[Element data from apps and pages]
------------------------
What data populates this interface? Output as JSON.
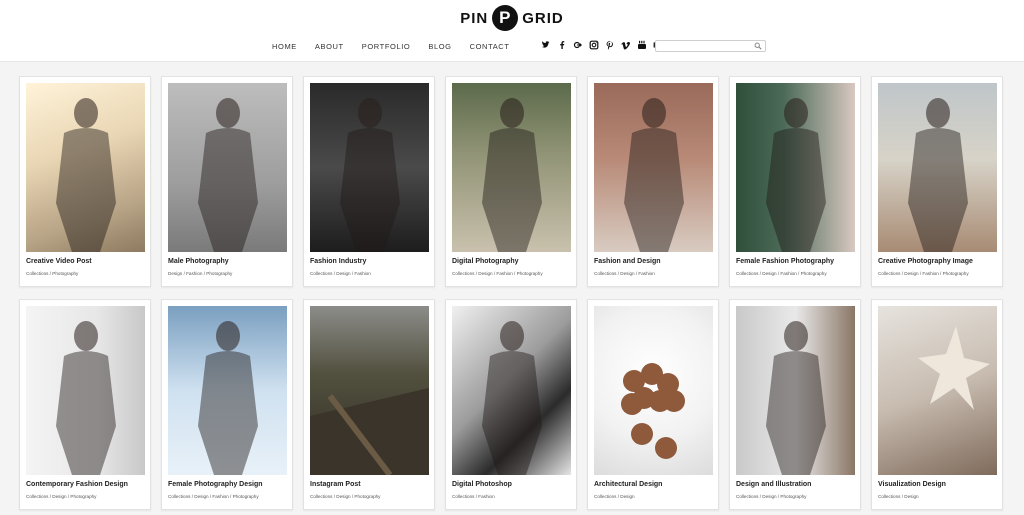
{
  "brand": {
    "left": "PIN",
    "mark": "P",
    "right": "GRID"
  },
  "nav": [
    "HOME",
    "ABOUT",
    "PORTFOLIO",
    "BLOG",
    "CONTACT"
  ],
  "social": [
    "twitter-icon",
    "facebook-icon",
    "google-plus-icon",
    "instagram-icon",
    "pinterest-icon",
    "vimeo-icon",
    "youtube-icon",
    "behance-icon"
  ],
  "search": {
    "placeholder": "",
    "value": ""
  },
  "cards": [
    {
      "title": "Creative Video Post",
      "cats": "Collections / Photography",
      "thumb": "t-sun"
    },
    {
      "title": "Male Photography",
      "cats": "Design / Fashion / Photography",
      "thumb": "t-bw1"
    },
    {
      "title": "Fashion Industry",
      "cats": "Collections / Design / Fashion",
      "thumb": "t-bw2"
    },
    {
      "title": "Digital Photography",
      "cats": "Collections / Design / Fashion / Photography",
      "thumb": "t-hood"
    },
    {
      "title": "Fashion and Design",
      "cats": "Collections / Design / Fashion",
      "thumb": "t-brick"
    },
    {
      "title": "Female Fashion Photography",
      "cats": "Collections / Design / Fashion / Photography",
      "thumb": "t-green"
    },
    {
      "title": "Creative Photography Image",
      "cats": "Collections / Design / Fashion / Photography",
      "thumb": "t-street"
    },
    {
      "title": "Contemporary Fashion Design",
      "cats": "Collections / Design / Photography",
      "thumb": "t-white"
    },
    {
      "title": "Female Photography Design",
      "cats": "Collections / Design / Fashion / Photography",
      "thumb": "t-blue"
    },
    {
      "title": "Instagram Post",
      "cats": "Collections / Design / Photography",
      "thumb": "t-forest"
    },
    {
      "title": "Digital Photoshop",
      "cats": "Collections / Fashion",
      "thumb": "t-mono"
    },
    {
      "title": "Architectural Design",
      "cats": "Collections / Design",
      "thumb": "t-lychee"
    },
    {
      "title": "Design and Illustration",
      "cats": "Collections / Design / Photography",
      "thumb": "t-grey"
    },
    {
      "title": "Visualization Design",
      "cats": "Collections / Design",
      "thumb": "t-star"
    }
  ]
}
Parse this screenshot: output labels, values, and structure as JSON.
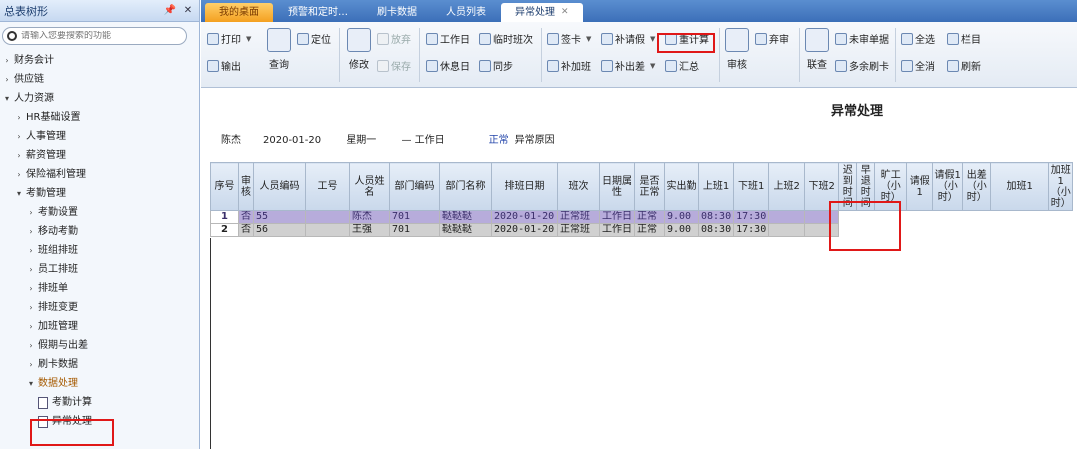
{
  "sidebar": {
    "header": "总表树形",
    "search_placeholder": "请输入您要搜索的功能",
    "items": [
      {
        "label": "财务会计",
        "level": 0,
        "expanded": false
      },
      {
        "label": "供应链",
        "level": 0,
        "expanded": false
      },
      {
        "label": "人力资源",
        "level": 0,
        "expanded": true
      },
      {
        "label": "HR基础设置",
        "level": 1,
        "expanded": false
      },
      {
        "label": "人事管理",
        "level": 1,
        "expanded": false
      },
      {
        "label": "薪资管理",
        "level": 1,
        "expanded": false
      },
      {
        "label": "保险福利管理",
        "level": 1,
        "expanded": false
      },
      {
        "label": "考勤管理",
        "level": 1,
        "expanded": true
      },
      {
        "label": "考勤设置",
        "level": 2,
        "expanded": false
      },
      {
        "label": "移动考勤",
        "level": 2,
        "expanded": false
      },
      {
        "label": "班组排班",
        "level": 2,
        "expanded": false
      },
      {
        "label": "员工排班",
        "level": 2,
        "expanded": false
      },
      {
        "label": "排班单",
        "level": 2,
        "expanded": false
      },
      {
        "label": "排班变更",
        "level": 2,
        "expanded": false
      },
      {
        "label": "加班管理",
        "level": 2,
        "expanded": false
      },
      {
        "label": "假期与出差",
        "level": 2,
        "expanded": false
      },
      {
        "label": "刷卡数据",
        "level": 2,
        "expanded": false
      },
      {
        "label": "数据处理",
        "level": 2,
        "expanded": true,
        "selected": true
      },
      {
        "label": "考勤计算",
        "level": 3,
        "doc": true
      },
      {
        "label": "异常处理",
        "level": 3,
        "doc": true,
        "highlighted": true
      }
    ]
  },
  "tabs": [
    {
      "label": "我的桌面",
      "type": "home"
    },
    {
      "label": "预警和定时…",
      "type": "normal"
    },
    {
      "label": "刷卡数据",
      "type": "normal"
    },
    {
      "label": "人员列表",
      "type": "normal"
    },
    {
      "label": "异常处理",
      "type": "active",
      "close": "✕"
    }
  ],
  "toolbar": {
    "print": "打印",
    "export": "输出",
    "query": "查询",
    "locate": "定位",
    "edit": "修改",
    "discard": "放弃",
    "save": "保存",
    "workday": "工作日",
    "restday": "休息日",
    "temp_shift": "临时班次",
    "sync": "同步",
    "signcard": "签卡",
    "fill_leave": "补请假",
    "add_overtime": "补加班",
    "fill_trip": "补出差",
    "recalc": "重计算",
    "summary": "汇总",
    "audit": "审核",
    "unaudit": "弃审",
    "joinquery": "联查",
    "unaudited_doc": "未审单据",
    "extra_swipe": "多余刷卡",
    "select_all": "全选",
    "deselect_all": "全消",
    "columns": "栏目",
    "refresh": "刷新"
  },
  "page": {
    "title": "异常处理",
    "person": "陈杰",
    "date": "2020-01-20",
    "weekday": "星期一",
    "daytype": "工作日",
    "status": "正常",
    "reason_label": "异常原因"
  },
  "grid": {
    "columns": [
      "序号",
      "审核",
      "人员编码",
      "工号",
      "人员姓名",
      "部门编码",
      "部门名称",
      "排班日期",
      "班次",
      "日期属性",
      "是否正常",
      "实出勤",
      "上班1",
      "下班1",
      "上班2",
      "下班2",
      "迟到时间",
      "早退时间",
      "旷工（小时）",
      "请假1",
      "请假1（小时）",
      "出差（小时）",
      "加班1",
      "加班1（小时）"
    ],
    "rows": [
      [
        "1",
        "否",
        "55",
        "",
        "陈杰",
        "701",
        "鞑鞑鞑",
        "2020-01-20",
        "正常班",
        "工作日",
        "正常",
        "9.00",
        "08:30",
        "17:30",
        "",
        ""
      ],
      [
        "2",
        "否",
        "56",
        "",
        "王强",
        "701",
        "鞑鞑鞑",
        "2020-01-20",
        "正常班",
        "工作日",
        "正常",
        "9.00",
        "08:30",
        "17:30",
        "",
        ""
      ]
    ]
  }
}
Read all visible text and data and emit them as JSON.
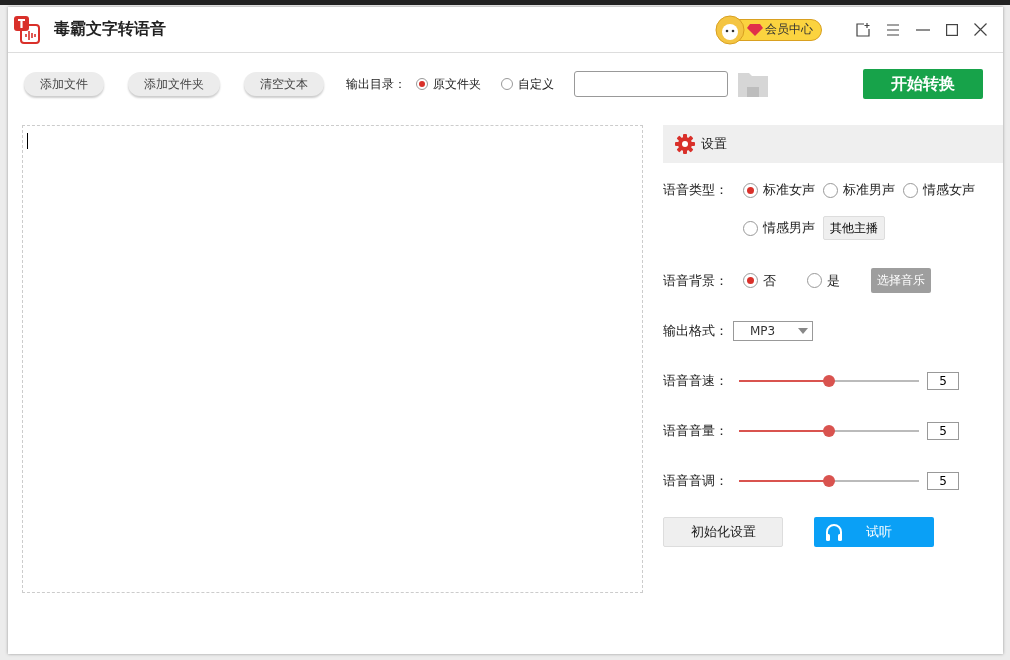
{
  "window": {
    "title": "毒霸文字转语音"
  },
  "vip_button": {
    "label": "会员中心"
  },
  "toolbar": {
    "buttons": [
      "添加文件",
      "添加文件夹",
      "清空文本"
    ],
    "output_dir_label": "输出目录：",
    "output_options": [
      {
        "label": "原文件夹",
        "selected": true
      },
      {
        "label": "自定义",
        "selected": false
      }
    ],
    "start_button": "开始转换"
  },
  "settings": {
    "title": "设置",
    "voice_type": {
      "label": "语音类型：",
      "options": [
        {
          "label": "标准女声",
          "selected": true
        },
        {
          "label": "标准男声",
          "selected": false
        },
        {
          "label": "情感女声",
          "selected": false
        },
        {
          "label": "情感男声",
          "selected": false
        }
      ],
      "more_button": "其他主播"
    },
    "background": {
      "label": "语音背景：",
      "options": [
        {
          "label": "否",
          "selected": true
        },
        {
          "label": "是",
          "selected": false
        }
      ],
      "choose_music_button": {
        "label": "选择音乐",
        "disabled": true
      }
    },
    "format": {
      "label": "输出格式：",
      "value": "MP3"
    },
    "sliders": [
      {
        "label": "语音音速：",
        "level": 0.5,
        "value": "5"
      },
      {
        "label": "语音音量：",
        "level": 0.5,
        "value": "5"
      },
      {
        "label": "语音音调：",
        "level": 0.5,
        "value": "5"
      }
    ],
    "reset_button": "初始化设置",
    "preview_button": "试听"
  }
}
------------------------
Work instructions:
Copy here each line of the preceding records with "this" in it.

Exercise answer:
What data populates this interface? Output as JSON.
Parse this screenshot: output labels, values, and structure as JSON.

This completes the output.